God only knows how many clergy have been asked to write prayers for the spiritually fragile days since Sept. 11.
Offering a prayer for Ground Zero, the Rev. Charles T.A. Flood of Philadelphia began by praising the saints "who have made us holy from times past. ... God has sent them to us in times of loss and confusion."
It helps to name names and the Episcopal priest did that. "The Saints were not those who were perfect," said the prayer, as posted on Episcopal and Anglican Web sites. "They were parts of God's creation who struggled and often failed and yet managed to raise up our faith in God and in one another.
"Abraham, Isaac, Joseph, Sarah, Hannah, Joshua, David, Moses, Mary the Mother of Jesus. Buddha and Mohammad. ... They led God's people to God's Light."
This was not exactly a traditional litany. Archbishop of Canterbury George Carey said the inclusion of Buddha and Mohammed was "very unfortunate. ... It's not Church of England practice to refer to Buddha or Mohammed in prayers."
The Rev. George Curry of the evangelical Church Union told the Daily Telegraph: "It is blasphemous. It is appalling. Any self-respecting Christian will be horrified."
The bottom line is that it's easier to stand together than to kneel together. Statements of faith that have brought comfort to many have caused distress for others. The question is whether believers must blur the doctrinal lines that divide them, while striving to find any ties that bind.
Evangelist Franklin Graham, for example, set off a media firestorm when he said: "The God of Islam is not the same God. He's not the God of the Christian or Judeo-Christian faith. It's a different God and I believe it is a very evil and wicked religion."
Later, Billy Graham's heir noted that his Samaritan's Purse relief agency has poured millions of dollars into Muslim communities in Bosnia, Kosovo, Sudan, Iraq, Turkey and Afghanistan. Christians are called to love their neighbors, regardless of creed. But there is no way, he argued, to avoid the words of Jesus: "I am the way, the truth and the life. No one can come to the Father except through me."
It is also unlikely that Muslim clerics will edit the inscription on the face of Jerusalem's Dome of the Rock, which stresses that Allah is, "One, God, the Everlasting, who has not begotten and has not been begotten. ... Praise to God who has not taken a son." In other words, a cornerstone of Islam is the rejection of the Trinitarian God of Christianity.
True Christianity is a missionary faith. So is Islam.

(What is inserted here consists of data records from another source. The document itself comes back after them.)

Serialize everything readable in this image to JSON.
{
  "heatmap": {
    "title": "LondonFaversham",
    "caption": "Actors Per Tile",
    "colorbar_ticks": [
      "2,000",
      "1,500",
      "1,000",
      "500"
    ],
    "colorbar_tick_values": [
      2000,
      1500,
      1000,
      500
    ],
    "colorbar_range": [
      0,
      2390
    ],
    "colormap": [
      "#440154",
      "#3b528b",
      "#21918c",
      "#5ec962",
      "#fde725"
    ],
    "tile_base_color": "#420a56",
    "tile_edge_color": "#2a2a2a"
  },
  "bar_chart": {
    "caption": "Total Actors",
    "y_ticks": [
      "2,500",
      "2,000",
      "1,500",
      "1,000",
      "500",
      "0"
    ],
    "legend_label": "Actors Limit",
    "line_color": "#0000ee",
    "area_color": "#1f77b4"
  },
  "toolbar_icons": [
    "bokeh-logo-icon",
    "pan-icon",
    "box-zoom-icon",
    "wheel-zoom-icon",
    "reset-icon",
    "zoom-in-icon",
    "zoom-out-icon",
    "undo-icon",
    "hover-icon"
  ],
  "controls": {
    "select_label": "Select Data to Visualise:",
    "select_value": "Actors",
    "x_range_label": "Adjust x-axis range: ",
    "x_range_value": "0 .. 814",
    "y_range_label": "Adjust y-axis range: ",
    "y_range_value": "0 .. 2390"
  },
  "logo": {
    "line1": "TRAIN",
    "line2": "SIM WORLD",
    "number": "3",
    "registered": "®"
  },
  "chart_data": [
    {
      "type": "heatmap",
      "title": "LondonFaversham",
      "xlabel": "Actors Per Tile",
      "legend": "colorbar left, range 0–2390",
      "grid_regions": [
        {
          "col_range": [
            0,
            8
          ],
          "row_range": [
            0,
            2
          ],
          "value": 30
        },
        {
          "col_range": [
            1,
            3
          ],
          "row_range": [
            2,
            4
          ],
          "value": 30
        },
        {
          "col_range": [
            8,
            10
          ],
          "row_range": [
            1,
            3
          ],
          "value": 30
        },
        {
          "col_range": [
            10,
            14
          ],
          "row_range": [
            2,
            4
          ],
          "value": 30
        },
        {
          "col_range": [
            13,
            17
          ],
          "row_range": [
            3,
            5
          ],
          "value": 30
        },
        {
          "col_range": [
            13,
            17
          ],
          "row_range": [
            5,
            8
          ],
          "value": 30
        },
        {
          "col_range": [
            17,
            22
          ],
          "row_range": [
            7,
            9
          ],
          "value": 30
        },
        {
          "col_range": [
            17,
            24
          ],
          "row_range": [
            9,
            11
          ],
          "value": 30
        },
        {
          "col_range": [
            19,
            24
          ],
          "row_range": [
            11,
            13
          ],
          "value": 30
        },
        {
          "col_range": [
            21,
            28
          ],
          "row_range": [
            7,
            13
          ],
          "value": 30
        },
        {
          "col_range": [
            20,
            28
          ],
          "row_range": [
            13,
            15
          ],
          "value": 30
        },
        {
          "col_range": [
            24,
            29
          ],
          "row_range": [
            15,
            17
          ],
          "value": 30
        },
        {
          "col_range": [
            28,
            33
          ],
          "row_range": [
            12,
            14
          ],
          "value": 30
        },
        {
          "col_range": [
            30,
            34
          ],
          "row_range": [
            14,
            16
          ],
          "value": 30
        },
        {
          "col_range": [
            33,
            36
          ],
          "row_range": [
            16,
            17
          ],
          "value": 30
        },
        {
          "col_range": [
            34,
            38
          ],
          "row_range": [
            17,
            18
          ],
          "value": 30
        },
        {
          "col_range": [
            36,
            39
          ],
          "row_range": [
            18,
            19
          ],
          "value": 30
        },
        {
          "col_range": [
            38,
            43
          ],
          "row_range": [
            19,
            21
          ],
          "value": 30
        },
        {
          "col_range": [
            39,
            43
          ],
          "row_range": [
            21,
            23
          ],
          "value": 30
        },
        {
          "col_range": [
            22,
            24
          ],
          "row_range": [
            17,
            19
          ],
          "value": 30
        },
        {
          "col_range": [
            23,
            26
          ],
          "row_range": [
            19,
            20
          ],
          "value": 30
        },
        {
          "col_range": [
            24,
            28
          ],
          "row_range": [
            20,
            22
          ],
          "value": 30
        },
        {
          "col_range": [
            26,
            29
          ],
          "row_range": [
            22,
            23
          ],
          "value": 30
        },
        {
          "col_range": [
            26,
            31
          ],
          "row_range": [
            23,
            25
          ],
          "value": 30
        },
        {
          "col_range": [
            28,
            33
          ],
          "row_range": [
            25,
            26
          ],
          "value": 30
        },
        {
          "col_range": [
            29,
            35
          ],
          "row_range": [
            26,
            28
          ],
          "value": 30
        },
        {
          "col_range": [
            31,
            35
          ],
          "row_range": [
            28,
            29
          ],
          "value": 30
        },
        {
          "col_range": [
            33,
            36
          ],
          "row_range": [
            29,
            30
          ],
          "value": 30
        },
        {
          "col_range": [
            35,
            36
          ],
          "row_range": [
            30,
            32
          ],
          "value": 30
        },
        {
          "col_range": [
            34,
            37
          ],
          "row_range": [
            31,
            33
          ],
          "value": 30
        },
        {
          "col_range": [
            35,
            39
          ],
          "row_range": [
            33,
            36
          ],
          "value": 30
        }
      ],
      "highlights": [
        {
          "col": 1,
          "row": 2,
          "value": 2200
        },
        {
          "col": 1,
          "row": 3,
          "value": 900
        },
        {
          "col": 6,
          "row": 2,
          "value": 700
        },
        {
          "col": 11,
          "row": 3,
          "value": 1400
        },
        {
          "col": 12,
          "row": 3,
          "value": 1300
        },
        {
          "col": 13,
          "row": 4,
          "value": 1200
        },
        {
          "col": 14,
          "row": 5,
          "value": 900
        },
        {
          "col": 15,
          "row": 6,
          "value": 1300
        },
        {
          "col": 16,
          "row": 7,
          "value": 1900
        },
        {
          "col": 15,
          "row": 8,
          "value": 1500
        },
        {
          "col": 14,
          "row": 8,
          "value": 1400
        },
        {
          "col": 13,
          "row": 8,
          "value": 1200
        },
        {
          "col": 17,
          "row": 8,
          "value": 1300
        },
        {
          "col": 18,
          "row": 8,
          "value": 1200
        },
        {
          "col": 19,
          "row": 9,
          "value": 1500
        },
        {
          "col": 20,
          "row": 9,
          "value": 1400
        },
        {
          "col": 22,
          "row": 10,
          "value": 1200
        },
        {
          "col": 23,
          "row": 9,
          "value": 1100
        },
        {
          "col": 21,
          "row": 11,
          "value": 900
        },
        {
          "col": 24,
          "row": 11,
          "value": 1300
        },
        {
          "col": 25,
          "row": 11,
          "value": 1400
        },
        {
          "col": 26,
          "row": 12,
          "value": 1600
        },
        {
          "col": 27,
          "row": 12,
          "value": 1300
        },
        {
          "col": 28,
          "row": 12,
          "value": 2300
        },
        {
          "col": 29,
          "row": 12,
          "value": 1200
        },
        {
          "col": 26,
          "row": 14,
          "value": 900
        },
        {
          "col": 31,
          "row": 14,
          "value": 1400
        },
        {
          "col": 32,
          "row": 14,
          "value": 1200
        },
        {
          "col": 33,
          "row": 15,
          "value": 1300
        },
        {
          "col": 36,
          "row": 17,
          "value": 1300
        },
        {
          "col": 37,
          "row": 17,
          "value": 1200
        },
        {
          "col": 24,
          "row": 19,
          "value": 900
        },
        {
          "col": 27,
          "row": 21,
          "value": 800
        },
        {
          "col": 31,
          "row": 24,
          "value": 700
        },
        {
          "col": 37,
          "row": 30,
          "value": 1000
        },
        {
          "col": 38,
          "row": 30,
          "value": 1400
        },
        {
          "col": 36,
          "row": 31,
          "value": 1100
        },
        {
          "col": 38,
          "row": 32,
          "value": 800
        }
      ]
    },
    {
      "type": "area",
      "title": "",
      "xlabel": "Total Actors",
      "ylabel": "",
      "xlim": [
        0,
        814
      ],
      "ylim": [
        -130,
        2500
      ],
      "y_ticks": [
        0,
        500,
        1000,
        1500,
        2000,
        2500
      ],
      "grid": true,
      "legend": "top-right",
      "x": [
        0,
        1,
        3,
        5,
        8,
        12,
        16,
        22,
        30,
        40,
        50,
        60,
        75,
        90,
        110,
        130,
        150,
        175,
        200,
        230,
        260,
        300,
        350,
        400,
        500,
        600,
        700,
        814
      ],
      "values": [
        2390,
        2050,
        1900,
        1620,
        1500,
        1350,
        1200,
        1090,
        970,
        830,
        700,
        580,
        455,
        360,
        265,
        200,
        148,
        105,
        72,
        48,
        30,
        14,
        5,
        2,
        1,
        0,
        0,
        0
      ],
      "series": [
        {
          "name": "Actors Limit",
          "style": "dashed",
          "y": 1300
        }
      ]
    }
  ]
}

The Archbishop of Canterbury confronted that reality in an address -- entitled "How Far Can We Travel Together?" at the Beit Al-Quran, an Islamic cultural center in Bahrain. He spoke only days after 18 Anglicans in the Church of Pakistan were killed during Sunday worship. Carey called for tolerance that did not require believers to hide or shred their core beliefs.
Muslims are thriving in the West, building waves of new mosques and winning converts, he said. The question is whether believers in other faiths will have the same freedom to build, to preach and to convert others -- in Islamic lands.
"All minority religions, which expect the freedom to express themselves in worship and in the nurture of their young, and to be able to make converts must, as a matter of human justice, encourage the same freedoms to be exercised in those parts of the world where they are in a majority," said Carey. "I must express the deep worries of many Christians in our country who see their Christian brothers and sisters in many parts of the world unable to practice their faith with the same freedom that peoples of other faiths enjoy in the West."
"Clearly this will always be a tension between two missionary faiths such as our own, both of which see their beliefs more in absolute rather than relativistic terms."
The archbishop ended with a poignant detail from the massacre in Pakistan. A Muslim man was guarding the church door that Sunday and he died, struggling to "protect people whose faith he did not share."